The reason for stopping of at Blandford was to pick-up a case of Roaring Roy Dog. In 2012 Badger released a limited edition one-off brew called Wandering Woodwose – it was one of my favourite beers of the year. Roaring Roy Dog was the 2013 follow-up and, although I didn’t know until I arrived at the brewery, 2014 also has limited edition beer – Shapwick Monster. As we pulled into the carpark I noticed there was a couple of folk sitting at a picnic bench drinking a beer. On previous visits there was no opportunity to buy a pint. You could buy bottles and merch to take home and you could go on a brewery tour but you couldn’t buy a pint to sup in the sun. I entered the building and gingerly followed the signs for the bar and restaurant.
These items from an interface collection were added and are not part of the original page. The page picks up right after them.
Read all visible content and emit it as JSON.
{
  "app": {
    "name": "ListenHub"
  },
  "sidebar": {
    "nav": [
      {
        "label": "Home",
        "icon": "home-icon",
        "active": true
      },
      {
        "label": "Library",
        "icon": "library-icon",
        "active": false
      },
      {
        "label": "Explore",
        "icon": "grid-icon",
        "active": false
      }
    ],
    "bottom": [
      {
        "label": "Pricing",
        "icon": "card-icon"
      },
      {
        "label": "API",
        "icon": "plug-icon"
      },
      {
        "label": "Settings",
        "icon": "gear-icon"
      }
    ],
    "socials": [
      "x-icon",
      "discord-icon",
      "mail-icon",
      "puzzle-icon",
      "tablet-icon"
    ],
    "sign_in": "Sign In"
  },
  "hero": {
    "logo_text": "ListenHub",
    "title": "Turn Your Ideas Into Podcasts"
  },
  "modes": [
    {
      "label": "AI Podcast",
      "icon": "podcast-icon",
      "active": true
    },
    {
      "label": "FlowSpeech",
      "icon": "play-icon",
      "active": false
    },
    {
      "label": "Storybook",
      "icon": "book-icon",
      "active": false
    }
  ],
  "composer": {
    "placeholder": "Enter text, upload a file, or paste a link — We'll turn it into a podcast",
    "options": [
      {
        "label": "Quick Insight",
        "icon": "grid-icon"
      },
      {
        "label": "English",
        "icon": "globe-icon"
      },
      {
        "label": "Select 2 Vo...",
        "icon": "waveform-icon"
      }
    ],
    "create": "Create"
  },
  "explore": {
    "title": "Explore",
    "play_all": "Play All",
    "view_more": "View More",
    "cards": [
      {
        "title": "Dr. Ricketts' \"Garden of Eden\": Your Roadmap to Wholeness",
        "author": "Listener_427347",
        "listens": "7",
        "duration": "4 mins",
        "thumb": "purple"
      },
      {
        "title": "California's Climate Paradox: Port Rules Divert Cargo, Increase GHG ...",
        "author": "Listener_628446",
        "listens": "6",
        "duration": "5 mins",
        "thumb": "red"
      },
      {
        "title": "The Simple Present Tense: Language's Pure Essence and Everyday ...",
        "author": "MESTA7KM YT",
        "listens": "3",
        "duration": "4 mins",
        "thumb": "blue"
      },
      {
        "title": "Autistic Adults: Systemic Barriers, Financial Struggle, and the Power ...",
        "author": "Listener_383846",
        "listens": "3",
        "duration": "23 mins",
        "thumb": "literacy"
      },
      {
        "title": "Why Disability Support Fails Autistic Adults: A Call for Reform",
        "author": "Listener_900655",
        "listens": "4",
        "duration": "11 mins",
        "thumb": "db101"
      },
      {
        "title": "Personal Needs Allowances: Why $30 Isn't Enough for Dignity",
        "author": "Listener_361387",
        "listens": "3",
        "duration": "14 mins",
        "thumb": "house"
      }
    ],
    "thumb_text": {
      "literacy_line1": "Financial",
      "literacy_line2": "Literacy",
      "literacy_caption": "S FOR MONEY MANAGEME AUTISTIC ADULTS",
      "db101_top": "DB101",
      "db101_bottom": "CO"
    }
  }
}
I made my way downstairs to the basement. Nobody came running after me to ask what I was up to. I approached the bar and ordered a pint of Hopeful Hop and even as I did I expected someone to say that pints were only for people who had paid for the tour. My pint was poured with a smile and the price of it and a can of soda pop was only £3.20, which made me smile. Hopeful Hop is a single hop beer. I don’t know what hop it is but if you can be arsed looking I’m sure then internet will tell you the answer. It was okay.

The restaurant and bar space is actually quite pleasant. Despite effectively being a basement it is still bright and airy. One corner has leather couches and low tables – the place to gouge out if you only fancy a beer or six. The rest of the space is given over to (posh) refractory style tables. The menu looked quite decent. But nobody was eating so I couldn’t see how the food appears when it is served. There’s a display case which houses ancient and unopened bottles of Badger, which was greatly appreciated by the beer geek in me. I popped to the gents. It was clean and fresh smelling and very modern looking. There was a couple of signs stating how important good hand hygiene is and there was a seven point plan detailing how to clean your hands properly. I assume these are the same signs that are in the toilets of the actual brewery as it seemed slightly over the top for someone just popping in for a Ploughmans. My lass and bladder was empty so I headed back upstairs to purchase a case of the Dog and a case of the Monster.

This was a far more interesting visit than I expected it to be.